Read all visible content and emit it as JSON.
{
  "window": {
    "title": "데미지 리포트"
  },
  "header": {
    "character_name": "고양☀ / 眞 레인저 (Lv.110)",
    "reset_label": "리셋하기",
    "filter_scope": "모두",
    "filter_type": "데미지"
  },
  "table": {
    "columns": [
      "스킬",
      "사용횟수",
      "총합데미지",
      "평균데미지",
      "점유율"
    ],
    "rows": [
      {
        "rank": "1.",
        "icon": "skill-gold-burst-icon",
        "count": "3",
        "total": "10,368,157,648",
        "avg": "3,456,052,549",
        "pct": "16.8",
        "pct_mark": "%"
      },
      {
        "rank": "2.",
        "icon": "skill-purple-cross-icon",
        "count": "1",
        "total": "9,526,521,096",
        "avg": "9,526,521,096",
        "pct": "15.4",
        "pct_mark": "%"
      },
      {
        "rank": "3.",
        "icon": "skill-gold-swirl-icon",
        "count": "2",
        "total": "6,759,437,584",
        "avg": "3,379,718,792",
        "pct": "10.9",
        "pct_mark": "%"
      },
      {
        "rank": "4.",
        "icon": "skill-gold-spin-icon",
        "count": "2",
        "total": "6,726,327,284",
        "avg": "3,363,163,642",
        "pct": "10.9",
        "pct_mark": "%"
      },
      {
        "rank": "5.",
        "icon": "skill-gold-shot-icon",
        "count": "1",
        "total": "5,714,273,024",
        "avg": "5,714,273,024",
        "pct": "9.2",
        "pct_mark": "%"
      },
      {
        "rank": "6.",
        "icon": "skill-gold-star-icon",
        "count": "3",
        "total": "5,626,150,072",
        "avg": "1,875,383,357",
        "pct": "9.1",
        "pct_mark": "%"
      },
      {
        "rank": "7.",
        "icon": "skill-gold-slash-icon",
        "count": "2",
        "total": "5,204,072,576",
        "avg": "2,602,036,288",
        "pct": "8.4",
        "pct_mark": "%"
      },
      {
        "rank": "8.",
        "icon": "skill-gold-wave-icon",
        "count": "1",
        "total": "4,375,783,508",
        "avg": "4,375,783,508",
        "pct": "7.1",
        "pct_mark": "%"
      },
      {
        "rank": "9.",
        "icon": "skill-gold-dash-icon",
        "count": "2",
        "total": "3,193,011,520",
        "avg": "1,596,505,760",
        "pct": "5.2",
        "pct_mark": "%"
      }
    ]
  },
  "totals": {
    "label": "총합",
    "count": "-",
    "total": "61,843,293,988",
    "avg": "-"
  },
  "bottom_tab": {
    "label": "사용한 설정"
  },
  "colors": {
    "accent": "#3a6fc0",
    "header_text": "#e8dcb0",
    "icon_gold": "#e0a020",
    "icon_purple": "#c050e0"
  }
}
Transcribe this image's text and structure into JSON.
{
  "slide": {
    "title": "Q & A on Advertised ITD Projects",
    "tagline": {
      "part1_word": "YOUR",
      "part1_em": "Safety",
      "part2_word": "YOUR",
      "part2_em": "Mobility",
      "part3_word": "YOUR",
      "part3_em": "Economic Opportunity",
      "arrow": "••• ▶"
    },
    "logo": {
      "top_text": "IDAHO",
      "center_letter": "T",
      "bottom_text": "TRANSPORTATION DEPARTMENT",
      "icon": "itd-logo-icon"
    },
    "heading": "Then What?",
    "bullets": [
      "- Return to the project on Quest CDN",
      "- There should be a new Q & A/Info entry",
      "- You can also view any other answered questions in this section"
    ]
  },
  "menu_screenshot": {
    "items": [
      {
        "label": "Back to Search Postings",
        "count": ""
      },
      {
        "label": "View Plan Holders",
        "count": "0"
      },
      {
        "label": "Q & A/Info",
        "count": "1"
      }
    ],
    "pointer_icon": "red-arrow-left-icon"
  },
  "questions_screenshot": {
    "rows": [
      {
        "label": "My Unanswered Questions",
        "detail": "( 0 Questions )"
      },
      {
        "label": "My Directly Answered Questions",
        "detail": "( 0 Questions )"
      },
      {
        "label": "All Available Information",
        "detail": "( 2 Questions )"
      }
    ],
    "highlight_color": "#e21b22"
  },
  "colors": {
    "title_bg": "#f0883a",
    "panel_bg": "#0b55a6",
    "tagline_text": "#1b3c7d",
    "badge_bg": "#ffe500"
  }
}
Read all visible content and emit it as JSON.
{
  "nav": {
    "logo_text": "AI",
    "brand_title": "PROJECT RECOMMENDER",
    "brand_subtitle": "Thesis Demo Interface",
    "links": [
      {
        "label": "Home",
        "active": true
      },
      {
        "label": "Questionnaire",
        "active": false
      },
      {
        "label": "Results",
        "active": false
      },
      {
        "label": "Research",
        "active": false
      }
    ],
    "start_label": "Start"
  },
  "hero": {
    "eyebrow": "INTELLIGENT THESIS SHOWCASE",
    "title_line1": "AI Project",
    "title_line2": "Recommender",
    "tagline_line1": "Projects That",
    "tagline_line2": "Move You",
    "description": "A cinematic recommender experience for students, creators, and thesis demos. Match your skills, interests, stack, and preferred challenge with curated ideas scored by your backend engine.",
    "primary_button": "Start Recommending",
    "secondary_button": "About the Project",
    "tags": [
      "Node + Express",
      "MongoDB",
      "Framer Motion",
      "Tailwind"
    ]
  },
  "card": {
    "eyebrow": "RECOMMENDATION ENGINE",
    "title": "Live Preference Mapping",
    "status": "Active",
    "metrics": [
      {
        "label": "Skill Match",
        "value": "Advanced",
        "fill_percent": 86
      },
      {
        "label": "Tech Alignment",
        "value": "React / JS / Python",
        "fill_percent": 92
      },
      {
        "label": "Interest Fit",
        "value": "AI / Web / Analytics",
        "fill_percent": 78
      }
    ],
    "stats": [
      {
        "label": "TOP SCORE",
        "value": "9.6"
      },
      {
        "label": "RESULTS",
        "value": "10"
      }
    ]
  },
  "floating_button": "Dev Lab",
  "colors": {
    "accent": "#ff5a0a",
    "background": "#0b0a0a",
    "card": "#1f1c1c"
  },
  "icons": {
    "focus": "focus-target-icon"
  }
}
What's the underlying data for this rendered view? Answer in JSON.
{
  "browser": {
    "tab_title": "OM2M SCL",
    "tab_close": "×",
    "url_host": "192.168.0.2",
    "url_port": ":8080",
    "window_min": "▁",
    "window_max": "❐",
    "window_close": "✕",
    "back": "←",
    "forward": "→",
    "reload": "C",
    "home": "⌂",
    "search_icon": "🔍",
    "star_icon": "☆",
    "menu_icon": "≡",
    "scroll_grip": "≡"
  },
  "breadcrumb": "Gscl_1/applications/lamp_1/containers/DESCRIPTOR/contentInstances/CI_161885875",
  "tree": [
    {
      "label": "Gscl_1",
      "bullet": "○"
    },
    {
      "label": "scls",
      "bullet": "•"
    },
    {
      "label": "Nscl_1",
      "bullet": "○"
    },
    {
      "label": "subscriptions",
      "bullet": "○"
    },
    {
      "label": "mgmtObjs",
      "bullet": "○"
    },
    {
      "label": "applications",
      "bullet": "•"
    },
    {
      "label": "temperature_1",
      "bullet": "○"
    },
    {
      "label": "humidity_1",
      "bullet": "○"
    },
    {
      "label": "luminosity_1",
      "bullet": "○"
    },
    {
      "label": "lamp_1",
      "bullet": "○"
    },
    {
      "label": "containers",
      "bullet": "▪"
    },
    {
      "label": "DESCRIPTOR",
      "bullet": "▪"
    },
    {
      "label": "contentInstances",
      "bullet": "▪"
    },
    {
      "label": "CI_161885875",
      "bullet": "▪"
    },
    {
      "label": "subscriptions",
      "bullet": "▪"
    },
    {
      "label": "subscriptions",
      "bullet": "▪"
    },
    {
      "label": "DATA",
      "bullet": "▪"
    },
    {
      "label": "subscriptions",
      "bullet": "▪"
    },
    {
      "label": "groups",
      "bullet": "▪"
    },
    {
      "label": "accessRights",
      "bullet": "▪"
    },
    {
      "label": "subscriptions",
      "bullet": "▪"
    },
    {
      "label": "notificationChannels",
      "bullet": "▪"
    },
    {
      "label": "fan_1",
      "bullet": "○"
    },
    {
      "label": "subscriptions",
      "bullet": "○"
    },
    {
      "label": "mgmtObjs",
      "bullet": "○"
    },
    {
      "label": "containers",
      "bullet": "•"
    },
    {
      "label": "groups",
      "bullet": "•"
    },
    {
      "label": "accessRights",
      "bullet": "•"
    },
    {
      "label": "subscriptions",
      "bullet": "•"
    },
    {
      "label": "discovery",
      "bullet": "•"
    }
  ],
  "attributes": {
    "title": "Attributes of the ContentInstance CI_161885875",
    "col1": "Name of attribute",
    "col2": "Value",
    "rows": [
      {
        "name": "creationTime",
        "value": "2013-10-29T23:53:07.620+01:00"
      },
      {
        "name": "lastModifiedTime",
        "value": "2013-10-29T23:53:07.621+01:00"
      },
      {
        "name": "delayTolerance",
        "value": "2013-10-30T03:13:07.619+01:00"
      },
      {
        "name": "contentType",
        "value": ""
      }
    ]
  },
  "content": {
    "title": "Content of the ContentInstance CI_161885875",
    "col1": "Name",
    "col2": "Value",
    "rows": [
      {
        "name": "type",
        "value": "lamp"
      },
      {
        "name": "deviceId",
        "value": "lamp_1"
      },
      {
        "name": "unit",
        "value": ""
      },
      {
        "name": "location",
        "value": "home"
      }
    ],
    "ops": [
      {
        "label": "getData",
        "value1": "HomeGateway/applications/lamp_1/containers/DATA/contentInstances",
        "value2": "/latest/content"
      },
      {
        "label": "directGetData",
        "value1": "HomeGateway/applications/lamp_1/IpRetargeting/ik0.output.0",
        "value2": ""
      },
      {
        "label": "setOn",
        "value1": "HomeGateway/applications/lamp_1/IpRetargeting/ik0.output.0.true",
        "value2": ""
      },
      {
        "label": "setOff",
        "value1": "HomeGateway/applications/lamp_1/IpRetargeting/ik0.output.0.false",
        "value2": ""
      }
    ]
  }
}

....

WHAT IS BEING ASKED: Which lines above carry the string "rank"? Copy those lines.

ANSWER BOX:
        "rank": "1.",
        "rank": "2.",
        "rank": "3.",
        "rank": "4.",
        "rank": "5.",
        "rank": "6.",
        "rank": "7.",
        "rank": "8.",
        "rank": "9.",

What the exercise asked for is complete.